Return all lines from the entries below in which the word "anonymous" is present.

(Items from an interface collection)

BEGIN

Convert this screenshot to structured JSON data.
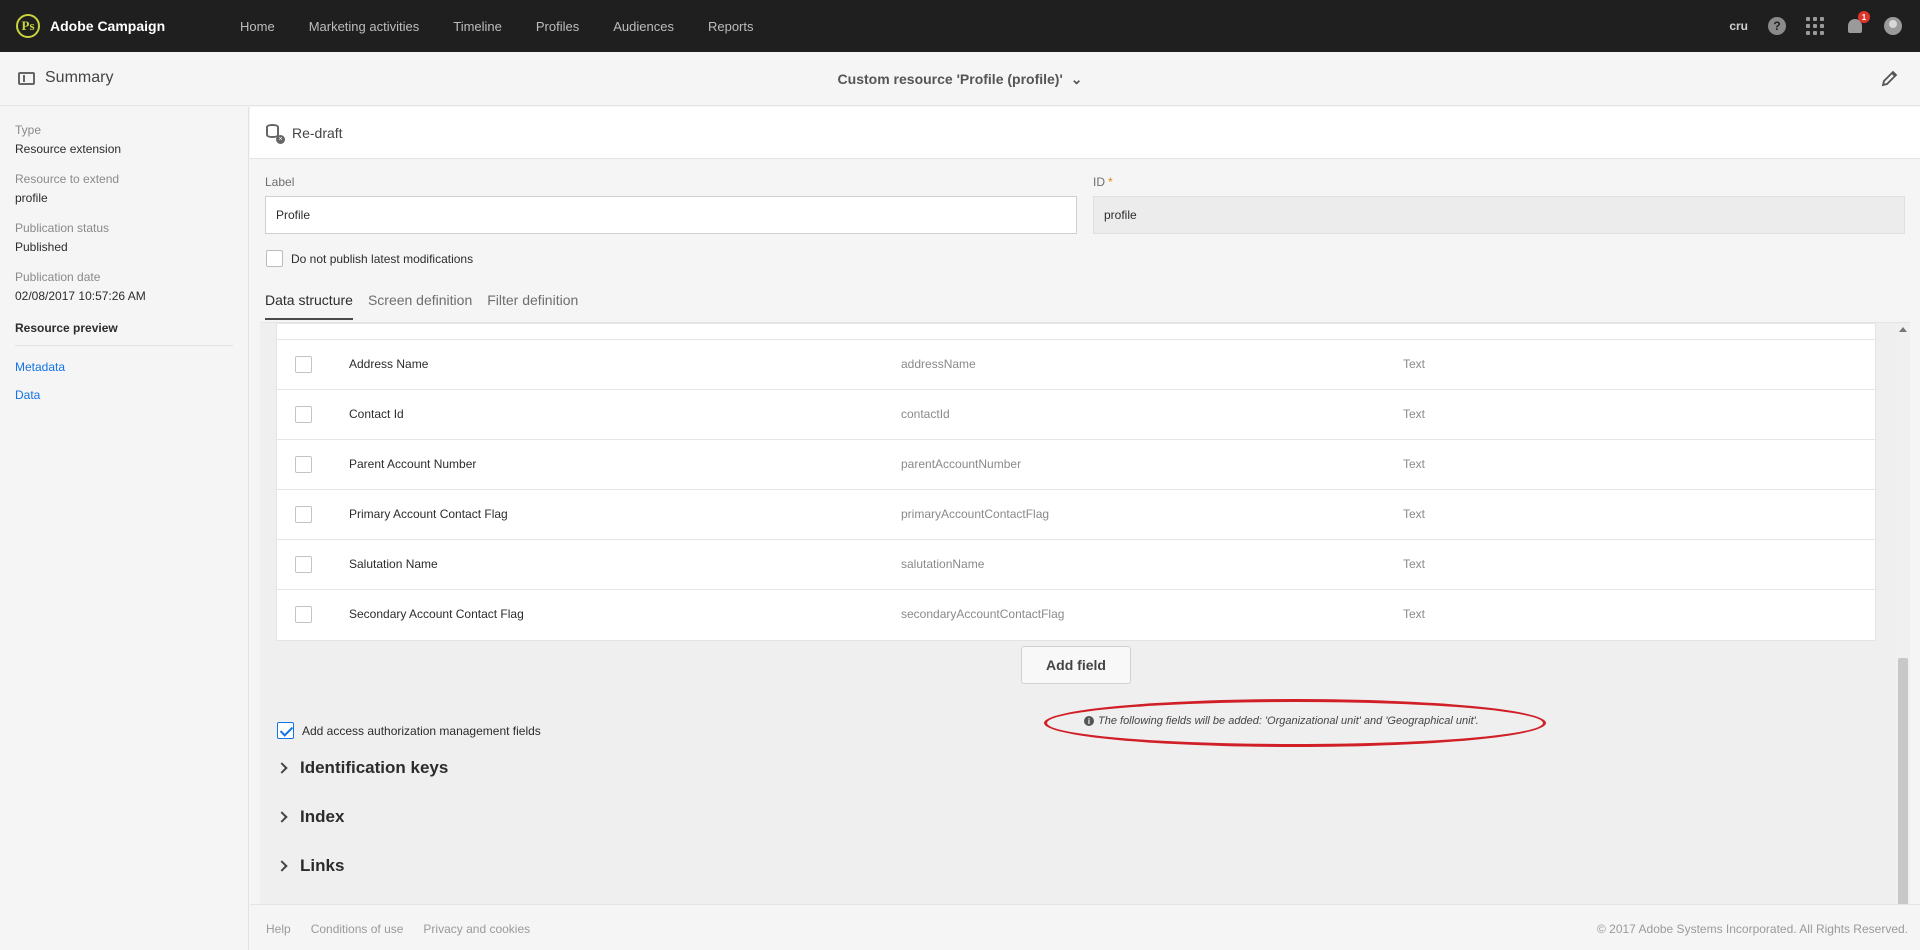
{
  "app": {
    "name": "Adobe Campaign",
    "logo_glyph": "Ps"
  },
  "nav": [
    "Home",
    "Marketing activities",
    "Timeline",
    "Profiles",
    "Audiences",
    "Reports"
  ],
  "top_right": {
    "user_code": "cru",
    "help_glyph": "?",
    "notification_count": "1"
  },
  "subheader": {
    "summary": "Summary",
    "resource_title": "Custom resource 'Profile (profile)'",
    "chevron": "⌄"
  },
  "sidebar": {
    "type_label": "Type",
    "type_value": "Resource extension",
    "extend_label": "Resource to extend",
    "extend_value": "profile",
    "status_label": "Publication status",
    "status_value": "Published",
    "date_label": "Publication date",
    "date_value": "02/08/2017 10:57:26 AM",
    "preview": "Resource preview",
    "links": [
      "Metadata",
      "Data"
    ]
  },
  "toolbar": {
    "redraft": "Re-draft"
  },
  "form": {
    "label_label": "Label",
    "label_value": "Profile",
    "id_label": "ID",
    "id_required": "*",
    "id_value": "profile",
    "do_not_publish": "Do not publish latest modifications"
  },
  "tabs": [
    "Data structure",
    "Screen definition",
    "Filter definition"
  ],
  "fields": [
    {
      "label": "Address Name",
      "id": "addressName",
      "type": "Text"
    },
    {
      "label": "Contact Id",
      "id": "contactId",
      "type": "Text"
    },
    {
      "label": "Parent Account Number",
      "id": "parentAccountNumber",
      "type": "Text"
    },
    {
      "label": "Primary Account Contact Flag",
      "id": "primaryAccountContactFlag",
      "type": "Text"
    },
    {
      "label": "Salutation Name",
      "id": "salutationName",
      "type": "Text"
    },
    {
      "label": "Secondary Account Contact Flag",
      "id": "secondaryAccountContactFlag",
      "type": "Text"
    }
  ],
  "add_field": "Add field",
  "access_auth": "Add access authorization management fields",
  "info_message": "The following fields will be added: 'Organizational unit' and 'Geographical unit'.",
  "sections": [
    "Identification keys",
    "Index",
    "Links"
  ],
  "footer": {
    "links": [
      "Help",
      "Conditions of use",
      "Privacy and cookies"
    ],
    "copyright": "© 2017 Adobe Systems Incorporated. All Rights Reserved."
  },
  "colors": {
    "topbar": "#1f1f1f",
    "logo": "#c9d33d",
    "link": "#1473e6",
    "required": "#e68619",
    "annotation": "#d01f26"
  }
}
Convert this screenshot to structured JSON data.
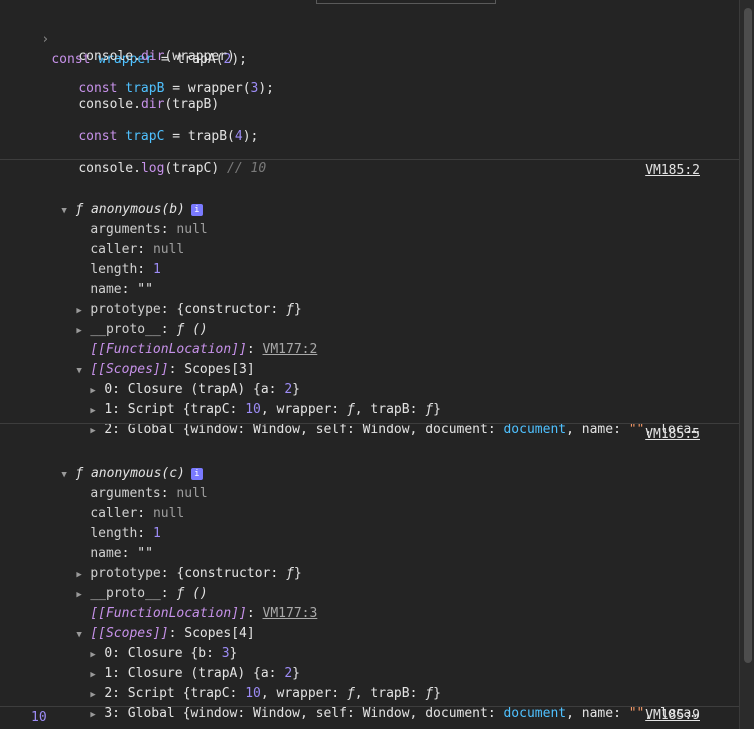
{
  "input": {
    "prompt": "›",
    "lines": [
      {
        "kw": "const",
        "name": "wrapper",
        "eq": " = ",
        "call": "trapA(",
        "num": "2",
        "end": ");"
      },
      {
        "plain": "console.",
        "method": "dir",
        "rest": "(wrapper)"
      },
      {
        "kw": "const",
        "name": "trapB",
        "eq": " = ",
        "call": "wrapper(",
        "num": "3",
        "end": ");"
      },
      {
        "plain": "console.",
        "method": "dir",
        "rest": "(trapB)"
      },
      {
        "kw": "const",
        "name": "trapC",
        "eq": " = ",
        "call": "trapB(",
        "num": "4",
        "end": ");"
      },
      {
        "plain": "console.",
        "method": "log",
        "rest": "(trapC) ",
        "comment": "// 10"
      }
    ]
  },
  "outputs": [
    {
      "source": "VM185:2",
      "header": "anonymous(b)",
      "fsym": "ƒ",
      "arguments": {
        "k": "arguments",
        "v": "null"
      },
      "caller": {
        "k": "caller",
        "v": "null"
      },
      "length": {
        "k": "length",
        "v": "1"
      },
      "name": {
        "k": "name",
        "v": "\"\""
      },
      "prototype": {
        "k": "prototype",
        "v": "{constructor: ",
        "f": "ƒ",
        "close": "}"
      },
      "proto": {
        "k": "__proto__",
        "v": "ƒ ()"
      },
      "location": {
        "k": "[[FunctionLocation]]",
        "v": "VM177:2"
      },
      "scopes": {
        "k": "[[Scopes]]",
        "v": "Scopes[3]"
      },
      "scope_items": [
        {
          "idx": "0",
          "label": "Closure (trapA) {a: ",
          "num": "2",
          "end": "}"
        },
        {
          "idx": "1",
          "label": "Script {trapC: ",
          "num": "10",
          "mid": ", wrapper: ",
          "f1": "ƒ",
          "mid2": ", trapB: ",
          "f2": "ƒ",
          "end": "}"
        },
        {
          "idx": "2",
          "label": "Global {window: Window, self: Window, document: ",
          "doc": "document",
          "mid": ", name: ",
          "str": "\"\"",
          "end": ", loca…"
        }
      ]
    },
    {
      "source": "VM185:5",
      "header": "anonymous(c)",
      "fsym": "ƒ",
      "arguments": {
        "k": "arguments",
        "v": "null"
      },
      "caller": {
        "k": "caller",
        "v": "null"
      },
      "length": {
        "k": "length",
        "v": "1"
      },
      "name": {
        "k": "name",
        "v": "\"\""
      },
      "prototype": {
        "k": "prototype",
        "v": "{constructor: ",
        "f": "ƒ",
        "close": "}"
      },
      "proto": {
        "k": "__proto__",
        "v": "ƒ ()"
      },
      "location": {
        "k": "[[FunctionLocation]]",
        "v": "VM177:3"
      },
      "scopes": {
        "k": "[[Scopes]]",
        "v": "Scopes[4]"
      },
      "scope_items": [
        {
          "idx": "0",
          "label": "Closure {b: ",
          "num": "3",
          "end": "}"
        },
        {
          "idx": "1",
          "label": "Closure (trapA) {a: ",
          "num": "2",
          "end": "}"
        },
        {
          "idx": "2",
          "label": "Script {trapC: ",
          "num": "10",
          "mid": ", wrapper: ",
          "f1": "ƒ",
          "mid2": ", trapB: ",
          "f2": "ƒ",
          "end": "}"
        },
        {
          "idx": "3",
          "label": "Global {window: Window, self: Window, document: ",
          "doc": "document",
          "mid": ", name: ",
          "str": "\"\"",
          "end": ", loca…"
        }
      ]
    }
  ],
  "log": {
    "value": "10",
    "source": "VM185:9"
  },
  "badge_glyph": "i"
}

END

*Problem solution*:
      "header": "anonymous(b)",
      "header": "anonymous(c)",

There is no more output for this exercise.